Wellesley Professor Helps NPR Fact Check a Controversial Claim Made on the Presidential Campaign Trail
Retired neurosurgeon turned Republican presidential candidate Ben Carson created headlines this month when he told Fox News that Planned Parenthood puts most of its clinics in black neighborhoods to "control the population." He also stated that the organization’s founder, Margaret Sanger, "was not particularly enamored with black people" and stated that she believed in eugenics, drawing a comparison to Nazi Germany.
His comments, made in response to those who oppose his call to defund Planned Parenthood, were put to the test in an August 14 National Public Radio (NPR) Fact Check story, written by NPR News political editor Amita Parashar Kelly '06. Kelly interviewed Susan M. Reverby, Marion Butler McLean Professor in the History of Ideas and Professor of Women’s and Gender Studies.
"Was there overuse of birth control and sterilization in poor communities in some states? Absolutely,” Reverby said, but added, "It's a complicated story."
In the early 20th century, eugenics was a discipline championed by prominent scientists who believed the genetic features of a population could be improved through selective breeding and sterilization.
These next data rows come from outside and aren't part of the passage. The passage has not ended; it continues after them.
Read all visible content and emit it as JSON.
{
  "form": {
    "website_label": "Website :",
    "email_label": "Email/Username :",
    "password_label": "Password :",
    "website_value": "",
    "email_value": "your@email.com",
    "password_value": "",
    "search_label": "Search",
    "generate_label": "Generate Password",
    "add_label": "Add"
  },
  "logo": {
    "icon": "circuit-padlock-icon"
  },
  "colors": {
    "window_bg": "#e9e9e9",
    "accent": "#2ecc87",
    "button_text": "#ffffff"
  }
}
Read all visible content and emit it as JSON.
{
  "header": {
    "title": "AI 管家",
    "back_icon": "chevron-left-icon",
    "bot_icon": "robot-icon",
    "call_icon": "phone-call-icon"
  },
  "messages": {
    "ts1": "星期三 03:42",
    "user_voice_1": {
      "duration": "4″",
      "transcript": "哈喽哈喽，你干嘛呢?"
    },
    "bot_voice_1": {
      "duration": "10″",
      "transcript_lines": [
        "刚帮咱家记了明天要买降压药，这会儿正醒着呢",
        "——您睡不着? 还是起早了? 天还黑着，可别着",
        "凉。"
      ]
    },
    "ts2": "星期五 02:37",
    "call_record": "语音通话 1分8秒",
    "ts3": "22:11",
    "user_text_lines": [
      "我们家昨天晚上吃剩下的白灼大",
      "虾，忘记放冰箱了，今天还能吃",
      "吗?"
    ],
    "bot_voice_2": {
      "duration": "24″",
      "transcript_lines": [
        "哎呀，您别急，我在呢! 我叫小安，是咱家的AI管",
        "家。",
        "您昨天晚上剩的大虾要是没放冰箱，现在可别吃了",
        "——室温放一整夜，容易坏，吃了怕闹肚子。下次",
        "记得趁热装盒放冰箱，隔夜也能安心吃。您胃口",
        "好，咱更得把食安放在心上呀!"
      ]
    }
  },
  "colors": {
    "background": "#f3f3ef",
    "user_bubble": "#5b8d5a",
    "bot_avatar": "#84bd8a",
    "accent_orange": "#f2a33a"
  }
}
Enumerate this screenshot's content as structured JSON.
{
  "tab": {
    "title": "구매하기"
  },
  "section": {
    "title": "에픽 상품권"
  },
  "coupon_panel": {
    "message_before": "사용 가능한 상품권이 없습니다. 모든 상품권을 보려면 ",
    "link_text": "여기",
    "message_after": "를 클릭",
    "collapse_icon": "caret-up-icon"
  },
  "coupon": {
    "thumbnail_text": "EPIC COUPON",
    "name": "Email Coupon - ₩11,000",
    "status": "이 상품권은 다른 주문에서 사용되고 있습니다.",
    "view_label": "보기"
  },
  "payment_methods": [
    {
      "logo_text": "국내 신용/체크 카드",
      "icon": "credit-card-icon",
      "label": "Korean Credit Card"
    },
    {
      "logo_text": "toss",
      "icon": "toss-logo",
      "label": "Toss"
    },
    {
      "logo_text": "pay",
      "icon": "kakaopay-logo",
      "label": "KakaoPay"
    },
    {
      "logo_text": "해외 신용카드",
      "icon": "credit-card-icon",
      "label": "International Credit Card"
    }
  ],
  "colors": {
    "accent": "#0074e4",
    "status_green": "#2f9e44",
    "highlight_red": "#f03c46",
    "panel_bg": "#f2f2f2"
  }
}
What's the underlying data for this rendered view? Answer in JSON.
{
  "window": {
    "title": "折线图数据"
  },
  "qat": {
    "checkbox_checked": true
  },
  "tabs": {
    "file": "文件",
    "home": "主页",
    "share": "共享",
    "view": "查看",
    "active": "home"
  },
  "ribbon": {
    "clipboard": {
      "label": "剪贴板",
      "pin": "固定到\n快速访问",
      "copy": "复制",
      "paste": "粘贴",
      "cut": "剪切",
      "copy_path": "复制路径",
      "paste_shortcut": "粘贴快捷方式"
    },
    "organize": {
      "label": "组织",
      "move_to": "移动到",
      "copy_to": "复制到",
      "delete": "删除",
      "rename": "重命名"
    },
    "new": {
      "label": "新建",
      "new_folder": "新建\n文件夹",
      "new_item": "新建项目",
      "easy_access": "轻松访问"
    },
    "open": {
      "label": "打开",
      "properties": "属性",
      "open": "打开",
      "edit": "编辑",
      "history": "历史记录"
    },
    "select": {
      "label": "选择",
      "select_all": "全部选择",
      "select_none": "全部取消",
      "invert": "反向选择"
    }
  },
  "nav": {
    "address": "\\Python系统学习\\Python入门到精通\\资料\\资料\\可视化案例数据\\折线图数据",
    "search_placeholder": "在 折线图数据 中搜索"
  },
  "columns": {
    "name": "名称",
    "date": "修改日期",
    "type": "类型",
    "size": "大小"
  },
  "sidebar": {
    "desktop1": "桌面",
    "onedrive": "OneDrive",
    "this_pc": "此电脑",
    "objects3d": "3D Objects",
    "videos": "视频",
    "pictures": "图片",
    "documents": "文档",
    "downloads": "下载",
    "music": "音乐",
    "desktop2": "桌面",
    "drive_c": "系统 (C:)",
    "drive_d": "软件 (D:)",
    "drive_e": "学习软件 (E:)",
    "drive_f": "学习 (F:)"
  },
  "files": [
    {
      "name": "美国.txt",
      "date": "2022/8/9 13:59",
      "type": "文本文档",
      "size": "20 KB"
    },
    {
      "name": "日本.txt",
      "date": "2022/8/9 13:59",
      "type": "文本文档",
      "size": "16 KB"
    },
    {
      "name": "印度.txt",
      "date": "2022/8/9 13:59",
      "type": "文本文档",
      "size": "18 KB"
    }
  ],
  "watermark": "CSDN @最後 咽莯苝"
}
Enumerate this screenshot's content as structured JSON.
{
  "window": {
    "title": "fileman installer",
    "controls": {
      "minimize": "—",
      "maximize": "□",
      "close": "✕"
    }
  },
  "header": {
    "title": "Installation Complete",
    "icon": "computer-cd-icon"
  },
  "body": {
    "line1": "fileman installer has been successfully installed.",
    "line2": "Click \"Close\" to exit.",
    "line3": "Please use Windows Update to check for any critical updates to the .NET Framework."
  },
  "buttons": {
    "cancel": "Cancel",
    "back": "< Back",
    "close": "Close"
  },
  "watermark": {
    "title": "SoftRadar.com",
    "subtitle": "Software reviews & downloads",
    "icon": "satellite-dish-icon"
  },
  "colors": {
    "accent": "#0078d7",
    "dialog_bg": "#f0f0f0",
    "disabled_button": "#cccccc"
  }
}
People with "good" traits like intelligence, hard work, and cleanliness were encouraged to reproduce, while those with "bad" traits were discouraged. "Eugenics was taken to its horrifying extreme during the Holocaust, through forced sterilizations and breeding experiments," NPR noted.
In the 1920s, eugenics intersected with the birth control movement in the United States, and Sanger, who reportedly spoke at eugenics conferences, talked about birth control being used to facilitate "the process of weeding out the unfit [and] of preventing the birth of defectives."
Reverby, an historian of American health care and women's health, said "That Sanger was enamored and supported some eugenicists' ideas is certainly true," but she added that Sanger's main argument was not eugenics — it was that "people should have the children they wanted."
NPR also refuted another claim made by Carson; that most of Planned Parenthood’s clinics are located in black neighborhoods. The story cited a 2014 study from the Guttmacher Institute, a reproductive health research center, which surveyed all known abortion providers in the U.S. (nearly 2,000), including Planned Parenthood clinics, and found that 60 percent of those clinics are in majority-white neighborhoods.
Carson’s argument, the story explained, "is tapping into a more subtle sentiment — the targeting of African-Americans in health care systems. There have been documented cases of that happening, including the now-infamous Tuskegee study, a forty year U.S. Public Health Service research study in which African American men were led to believe they were being treated for syphilis, not just monitored. Reverby has written extensively about the Tuskegee study.
Read the NPR story, "Fact Check: Was Planned Parenthood Started to Control the Black Population?" on It’s All Politics, NPR’s political news blog.